• **PROBLEM TO WORK ON**
Among the lines below, count those that include "this", and state the count alone.

• **INFORMATION GIVEN**
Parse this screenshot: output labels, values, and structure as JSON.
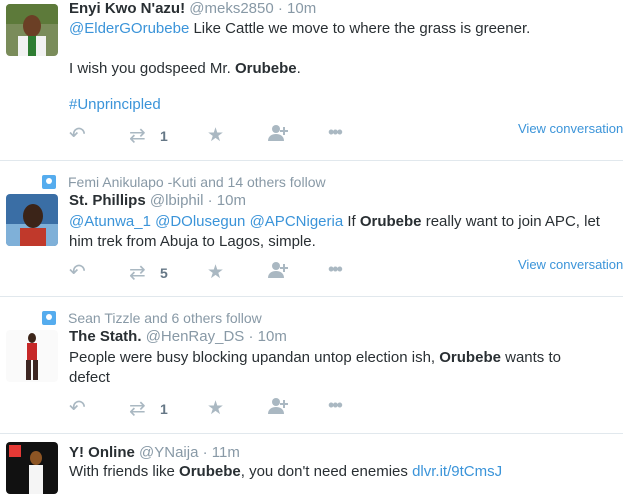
{
  "tweets": [
    {
      "name": "Enyi Kwo N'azu!",
      "handle": "@meks2850",
      "time": "10m",
      "line1_mention": "@ElderGOrubebe",
      "line1_rest": " Like Cattle we move to where the grass is greener.",
      "line2_pre": "I wish you godspeed Mr. ",
      "line2_bold": "Orubebe",
      "line2_post": ".",
      "hashtag": "#Unprincipled",
      "retweets": "1",
      "view_conversation": "View conversation"
    },
    {
      "context": "Femi Anikulapo -Kuti and 14 others follow",
      "name": "St. Phillips",
      "handle": "@lbiphil",
      "time": "10m",
      "m1": "@Atunwa_1",
      "m2": "@DOlusegun",
      "m3": "@APCNigeria",
      "t1": " If ",
      "bold": "Orubebe",
      "t2": " really want to join APC, let",
      "line2": "him trek from Abuja to Lagos, simple.",
      "retweets": "5",
      "view_conversation": "View conversation"
    },
    {
      "context": "Sean Tizzle and 6 others follow",
      "name": "The Stath.",
      "handle": "@HenRay_DS",
      "time": "10m",
      "t1": "People were busy blocking upandan untop election ish, ",
      "bold": "Orubebe",
      "t2": " wants to",
      "line2": "defect",
      "retweets": "1"
    },
    {
      "name": "Y! Online",
      "handle": "@YNaija",
      "time": "11m",
      "t1": "With friends like ",
      "bold": "Orubebe",
      "t2": ", you don't need enemies ",
      "link": "dlvr.it/9tCmsJ"
    }
  ],
  "colors": {
    "link": "#3b94d9",
    "muted": "#8899a6",
    "icon": "#aab8c2"
  },
  "icons": [
    "reply-icon",
    "retweet-icon",
    "favorite-icon",
    "follow-icon",
    "more-icon",
    "follow-context-icon"
  ]
}
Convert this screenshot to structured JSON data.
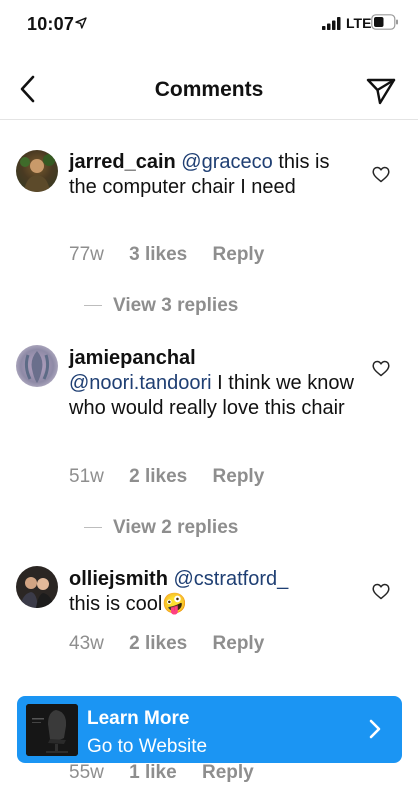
{
  "status_bar": {
    "time": "10:07",
    "network": "LTE"
  },
  "header": {
    "title": "Comments"
  },
  "comments": [
    {
      "username": "jarred_cain",
      "mention": "@graceco",
      "text": "this is the computer chair I need",
      "age": "77w",
      "likes": "3 likes",
      "reply": "Reply",
      "view_replies": "View 3 replies"
    },
    {
      "username": "jamiepanchal",
      "mention": "@noori.tandoori",
      "text": "I think we know who would really love this chair",
      "age": "51w",
      "likes": "2 likes",
      "reply": "Reply",
      "view_replies": "View 2 replies"
    },
    {
      "username": "olliejsmith",
      "mention": "@cstratford_",
      "text": "this is cool",
      "emoji": "🤪",
      "age": "43w",
      "likes": "2 likes",
      "reply": "Reply"
    },
    {
      "age": "55w",
      "likes": "1 like",
      "reply": "Reply"
    }
  ],
  "ad": {
    "title": "Learn More",
    "subtitle": "Go to Website"
  },
  "colors": {
    "accent": "#1b95f3",
    "mention": "#1f3f73",
    "meta": "#8e8e8e"
  }
}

• **EXPECTED ANSWER**
5